Alison Cameron, from Dorset, was 17 when she had appendicitis and went into hospital.
“I had my appendix out and I remember I came round out of the anaesthetic screaming, the pain was something else.”
It was the start of a “horrendous” three years of investigation before “they came to the conclusion through a process of elimination, it was nerve damage”.
Over the next 30 years, Alison had more than 50 injections, known as cryoblocks, to freeze the site of her abdominal pain, but none of them stopped the pain for more than six months.
So how can books re-balance the self? Well, above all, as the panel agreed, they provide a form of escapism that is more intense than in any other artform. “With a film or TV show, you’re given the visuals whereas with a novel you’re inventing them yourself, so it’s actually much more of a powerful event, because you’re involved,” as Berthaud noted. Wheatle offered a powerful example of the transportative effect of fiction when he recalled discovering Mark Twain’s Huckleberry Finn while living in a children’s home in South London. “It was quite brutal, and so [the book] was a place where I could escape my everyday turmoil. At least, come 9 or 9.30pm, I could hide under the covers with my little torch and go through those pages, and imagine I was floating down the Mississippi River, coming across steamboats and making my own decisions about where I was going to eat and rest.”

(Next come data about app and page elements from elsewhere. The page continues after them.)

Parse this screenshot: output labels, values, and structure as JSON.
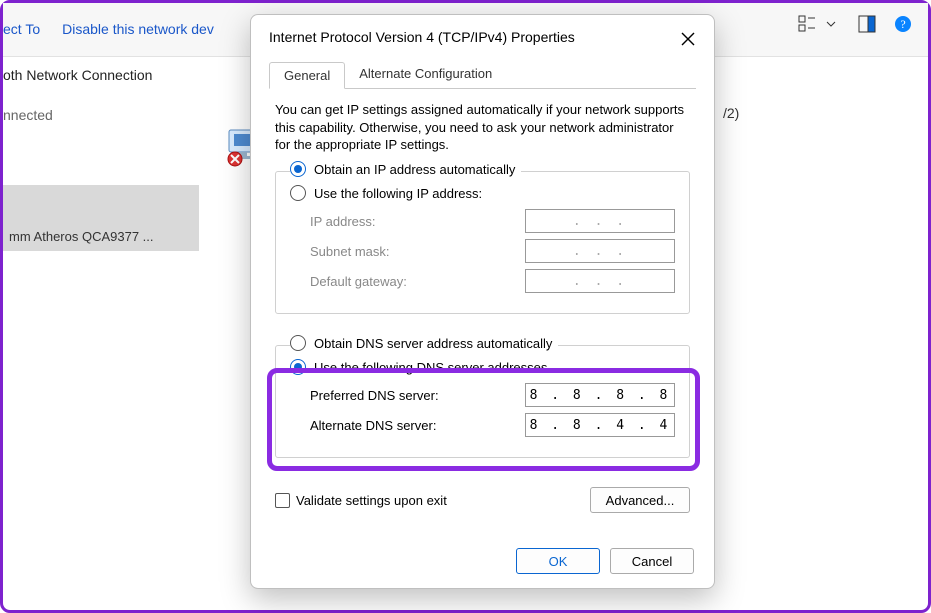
{
  "toolbar": {
    "connect_to": "ect To",
    "disable": "Disable this network dev",
    "icons": {
      "view": "view-options",
      "pane": "details-pane",
      "help": "help"
    }
  },
  "bg": {
    "conn_title": "oth Network Connection",
    "conn_status": "nnected",
    "adapter_truncated": "mm Atheros QCA9377 ...",
    "paren_fragment": "/2)"
  },
  "dialog": {
    "title": "Internet Protocol Version 4 (TCP/IPv4) Properties",
    "tabs": {
      "general": "General",
      "alt": "Alternate Configuration"
    },
    "intro": "You can get IP settings assigned automatically if your network supports this capability. Otherwise, you need to ask your network administrator for the appropriate IP settings.",
    "ip_auto": "Obtain an IP address automatically",
    "ip_manual": "Use the following IP address:",
    "ip_label": "IP address:",
    "subnet_label": "Subnet mask:",
    "gateway_label": "Default gateway:",
    "ip_placeholder": ".   .   .",
    "dns_auto": "Obtain DNS server address automatically",
    "dns_manual": "Use the following DNS server addresses",
    "pref_dns_label": "Preferred DNS server:",
    "alt_dns_label": "Alternate DNS server:",
    "pref_dns_value": "8 . 8 . 8 . 8",
    "alt_dns_value": "8 . 8 . 4 . 4",
    "validate": "Validate settings upon exit",
    "advanced": "Advanced...",
    "ok": "OK",
    "cancel": "Cancel"
  },
  "colors": {
    "accent": "#0a66d1",
    "highlight": "#8a2be2"
  }
}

Depression and anxiety each have their own sets of symptoms and challenges. And as if living with one of the conditions isn’t frustrating enough, research also shows that it’s not unusual to experience the two of them simultaneously.
HuffPost reached out to people living with both depression and anxiety ― as well as experts who treat the conditions ― to explain how it really feels to live with them on a daily basis. Take a look at them below. (Then share it with others who could possibly benefit from gaining a better, more compassionate understanding of the experience, too.)

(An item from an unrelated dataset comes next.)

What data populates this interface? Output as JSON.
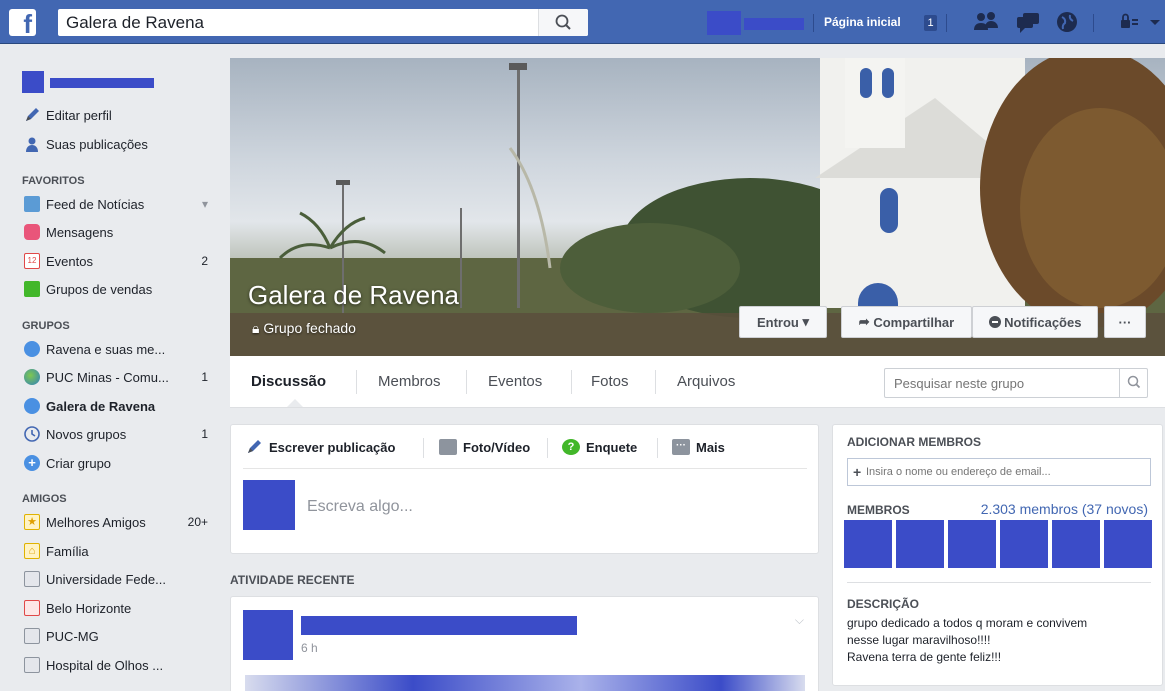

“Until a few years ago, society did not give this issue any attention,” said Dr Kyriakos Katsadoros, the founder of Klimaka, Greece’s only suicide prevention clinic. “The crisis has brought problems that were being ignored to the forefront.”

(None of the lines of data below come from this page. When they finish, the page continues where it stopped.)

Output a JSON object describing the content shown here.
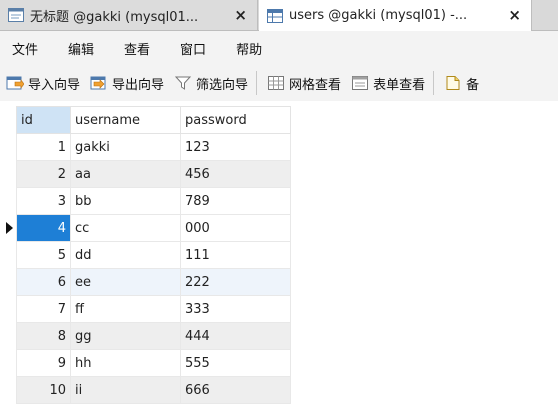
{
  "tabs": [
    {
      "title": "无标题 @gakki (mysql01...",
      "active": false,
      "close": "×",
      "icon": "query-icon"
    },
    {
      "title": "users @gakki (mysql01) -...",
      "active": true,
      "close": "×",
      "icon": "table-icon"
    }
  ],
  "menu": {
    "items": [
      "文件",
      "编辑",
      "查看",
      "窗口",
      "帮助"
    ]
  },
  "toolbar": {
    "import_wizard": "导入向导",
    "export_wizard": "导出向导",
    "filter_wizard": "筛选向导",
    "grid_view": "网格查看",
    "form_view": "表单查看",
    "memo_partial": "备"
  },
  "grid": {
    "columns": [
      "id",
      "username",
      "password"
    ],
    "rows": [
      {
        "id": "1",
        "username": "gakki",
        "password": "123"
      },
      {
        "id": "2",
        "username": "aa",
        "password": "456"
      },
      {
        "id": "3",
        "username": "bb",
        "password": "789"
      },
      {
        "id": "4",
        "username": "cc",
        "password": "000"
      },
      {
        "id": "5",
        "username": "dd",
        "password": "111"
      },
      {
        "id": "6",
        "username": "ee",
        "password": "222"
      },
      {
        "id": "7",
        "username": "ff",
        "password": "333"
      },
      {
        "id": "8",
        "username": "gg",
        "password": "444"
      },
      {
        "id": "9",
        "username": "hh",
        "password": "555"
      },
      {
        "id": "10",
        "username": "ii",
        "password": "666"
      }
    ],
    "selected_row": 4,
    "hover_row": 6
  },
  "colors": {
    "selection": "#1e7fd6",
    "header_highlight": "#cfe3f5",
    "row_alt": "#eeeeee"
  }
}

Conservative attitudes are changing as a result. In 2009, 63.1% of Greeks agreed with the statement that depression is a sign of personal weakness. By 2014, that number had dropped to 36%. Continue reading
For most people dementia progresses slowly, meaning they live with it for many years.
There is no cure, though doctors can try to prevent further damage and slow the progress of the disease in patients with some types of dementia, vascular dementia for example. In other cases, treatments focus on alleviating symptoms and helping patients to live well with the illness.
That’s where music comes in. There is growing evidence that music can play a part in helping people with dementia live happy and fulfilled lives after they are diagnosed.
Working with people who have intellectual and developmental disabilities, like Down syndrome or autism, can be complex and challenging even for those with years of training. But one group — law enforcement — often encounters people with these conditions in high-stress situations, with little or no training at all.
Patti Saylor knows all too well what the consequences of that can be.
Her son Ethan, who had Down syndrome, died after an encounter with law enforcement when he was 26. It’s a tragedy she believes could have been prevented.
“It’s Jeremy Richman who understood the brain and how it tries to trick you into violence, and he couldn’t find a way to deal with the issues with which he struggled,” Murphy said. “It speaks to how difficult it is for everyone else who’s going through trauma.”
In an interview with ABC Radio
Richman spoke about his daily struggles,. He said the time since his daughter’s death was an “infinite heartache.” But there was hope in helping. When asked what everyone else could do to help, Richman said, “having discussions about brain health, talking about your feelings and your motivations for doing things and recognizing that the brain is just another organ. … That’s really important. It’s not a character flaw if you feel depressed.”
For the first time, a national health panel has recommended a way to prevent depression during and after pregnancy. This condition, known as perinatal depression, affects up to one in seven women and is considered the most common complication of pregnancy. The panel, the United States Preventive Services Task Force, said two types of counseling can help keep symptoms at bay. Its recommendation means that under the Affordable Care Act, such counseling must be covered by insurance with no co-payment.